[LH1451] Windows uses backslashes in paths

Windows uses backslashes in paths, not forward slashes. Getting this wrong in the UI makes it look very non-native.


This is Scrivener

Thanks. This has been filed.

Still an issue in Beta 12.

Will be fixed in the next update.

The problem is even worse in file links which are very strange. Besides slashes going the wrong way, there are 3 slashes after the file:: specifier.
peculiar links.jpg

It would also be nice if there was a browse button to find the file you were linking to. That is the normal standard for windows, like you have for choosing the backup folder.

That’s an HTML style file specification. You could paste that into the address line of a (local) browser and it should find that file. I’m not sure that’s a problem, but I can see why one might be surprised by it.

Interesting. I didn’t know that. When I think of getting a file from my computer, I normally think of the way File Explorer would do it, rather than a browser. However, this is what their link to a file dialog box looks like:

file link dialog.jpg

This makes it very difficult to understand and execute a file link. I’m guessing a link to a file might mean I’d fill in something like this by typing it into the box:

Which seems excessively hard if it would even work. Also, sticking the / before the drive is non-intuitive.

The method I use for URLs is to switch to no prefix and paste the url from my browser. So, naturally, I tried that by pasting in the address from File explorer, but that doesn’t work.

Everyone else uses a file browse button which they should implement.

Ignoring all this, drag and drop does work.

When you browse in Internet explorer or MS-Edge to a local text file and open it, what does the address bar show?

Firefox, for example, shows me this:


And, the tab title is /C:/Users/Roger/Downloads/cardo/OFL.txt.

I agree this is not intuitive to most users.

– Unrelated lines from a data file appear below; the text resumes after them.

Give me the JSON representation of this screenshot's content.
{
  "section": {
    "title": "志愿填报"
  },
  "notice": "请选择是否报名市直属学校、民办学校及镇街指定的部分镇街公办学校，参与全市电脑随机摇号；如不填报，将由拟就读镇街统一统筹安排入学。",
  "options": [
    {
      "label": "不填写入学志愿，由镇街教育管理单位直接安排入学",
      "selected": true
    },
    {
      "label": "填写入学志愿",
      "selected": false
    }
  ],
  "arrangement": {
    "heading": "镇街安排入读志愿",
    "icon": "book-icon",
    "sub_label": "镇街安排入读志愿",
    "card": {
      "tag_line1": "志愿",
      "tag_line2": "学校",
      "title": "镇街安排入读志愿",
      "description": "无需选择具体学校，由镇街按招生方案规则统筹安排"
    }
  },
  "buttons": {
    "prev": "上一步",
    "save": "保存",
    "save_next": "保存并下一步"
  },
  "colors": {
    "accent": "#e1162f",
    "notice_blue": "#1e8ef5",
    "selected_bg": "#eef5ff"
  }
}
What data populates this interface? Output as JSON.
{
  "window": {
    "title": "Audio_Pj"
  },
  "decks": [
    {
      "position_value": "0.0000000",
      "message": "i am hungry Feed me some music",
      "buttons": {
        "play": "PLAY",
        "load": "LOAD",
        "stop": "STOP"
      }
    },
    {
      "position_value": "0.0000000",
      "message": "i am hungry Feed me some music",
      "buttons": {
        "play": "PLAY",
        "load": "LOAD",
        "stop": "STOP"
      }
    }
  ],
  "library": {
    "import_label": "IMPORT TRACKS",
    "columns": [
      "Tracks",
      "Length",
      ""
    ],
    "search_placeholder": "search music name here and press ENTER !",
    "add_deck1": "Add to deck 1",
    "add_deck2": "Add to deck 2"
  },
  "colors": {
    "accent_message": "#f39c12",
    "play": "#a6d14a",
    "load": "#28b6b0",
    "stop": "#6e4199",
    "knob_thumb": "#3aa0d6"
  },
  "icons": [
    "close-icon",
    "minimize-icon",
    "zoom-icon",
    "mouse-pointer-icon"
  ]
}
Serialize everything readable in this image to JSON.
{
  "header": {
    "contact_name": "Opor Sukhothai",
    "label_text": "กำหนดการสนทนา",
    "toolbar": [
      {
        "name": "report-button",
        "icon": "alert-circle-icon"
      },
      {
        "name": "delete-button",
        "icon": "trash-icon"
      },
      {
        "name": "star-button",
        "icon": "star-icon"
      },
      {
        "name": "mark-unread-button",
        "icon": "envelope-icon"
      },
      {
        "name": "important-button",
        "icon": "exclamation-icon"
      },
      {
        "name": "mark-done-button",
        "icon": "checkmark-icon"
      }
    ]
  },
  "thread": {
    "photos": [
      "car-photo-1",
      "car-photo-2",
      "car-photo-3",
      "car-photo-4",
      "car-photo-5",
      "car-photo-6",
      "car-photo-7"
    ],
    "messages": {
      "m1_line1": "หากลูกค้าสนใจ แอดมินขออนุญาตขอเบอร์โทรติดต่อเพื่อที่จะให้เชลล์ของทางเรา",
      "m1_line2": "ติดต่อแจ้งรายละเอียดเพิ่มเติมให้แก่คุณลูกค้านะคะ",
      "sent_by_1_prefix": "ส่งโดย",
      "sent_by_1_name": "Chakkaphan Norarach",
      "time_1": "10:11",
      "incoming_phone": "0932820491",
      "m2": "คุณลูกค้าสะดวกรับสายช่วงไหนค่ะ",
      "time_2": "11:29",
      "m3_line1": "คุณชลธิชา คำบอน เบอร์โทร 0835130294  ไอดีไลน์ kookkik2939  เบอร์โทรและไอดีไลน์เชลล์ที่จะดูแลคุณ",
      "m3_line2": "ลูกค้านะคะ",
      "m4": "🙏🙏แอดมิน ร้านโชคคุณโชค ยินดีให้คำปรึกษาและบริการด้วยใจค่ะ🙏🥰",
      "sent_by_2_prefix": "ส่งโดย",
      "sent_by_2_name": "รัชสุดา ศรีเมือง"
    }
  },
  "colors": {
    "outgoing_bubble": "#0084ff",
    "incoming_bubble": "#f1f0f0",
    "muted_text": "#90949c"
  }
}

I fully believe you. I have from a website used a browse button to find a file on my local machine, but it never occurred to me that to access a file on my local machine I would use my web browser rather than the program designed for that purpose. Also, I tried it out and it can be made to work.

Really, there should be a browse button to find files you want to link to. If drag and drop is the only realistic option, because filling in that box is not a realistic option, then the instruction to drag and drop should be what is there, not a box.

Fully agree with that.

“Browse” button added, although Mac does not have it. I agree it might be handy. Enjoy!

A question: is the default setting that the backups are located in the AppData folder? If so, isn’t there a risk that when someone upgrades to a newer version of Scrivener and uninstalls the old version, a “cleanup” software will ask the user if it should clean out old stuff connected to the app and will then wipe out all the backups?

People using software should generally be aware of the negative potential interactions that software has, especially if it works in non-obvious and not recommended ways.

People developing software should not generally have to safeguard against the deliberate and sometimes deceptive actions that other software may take, because that is literally an infinite path and nobody could develop anything.

Clean-up apps don’t usually clean up just any folder anywhere but more specifically clean up whats left by an app in its designated library folders.

That’s what they try to do, I agree. Sometimes they succeed.

And when they don’t, I get a call from my sad friend or family member who have a computer that’s more messed up than it would have been with those remnants in place.

Yes, but isn’t it a bad choice to have the default location of the backups in the system library?

I’ve not had this happen yet. That does not mean it cannot. AppData is a common location for data a program wants to save, which I suspect is why they used it.

You can specify a different location if you want.

I advise everyone using Scrivener to backup to at least two different locations. Sync important projects to an external folder, or even to DropBox or Google Drive.

More than that, it is (if my recall is correct) the Microsoft recommended location for storing per-user data, according to the latest guidelines.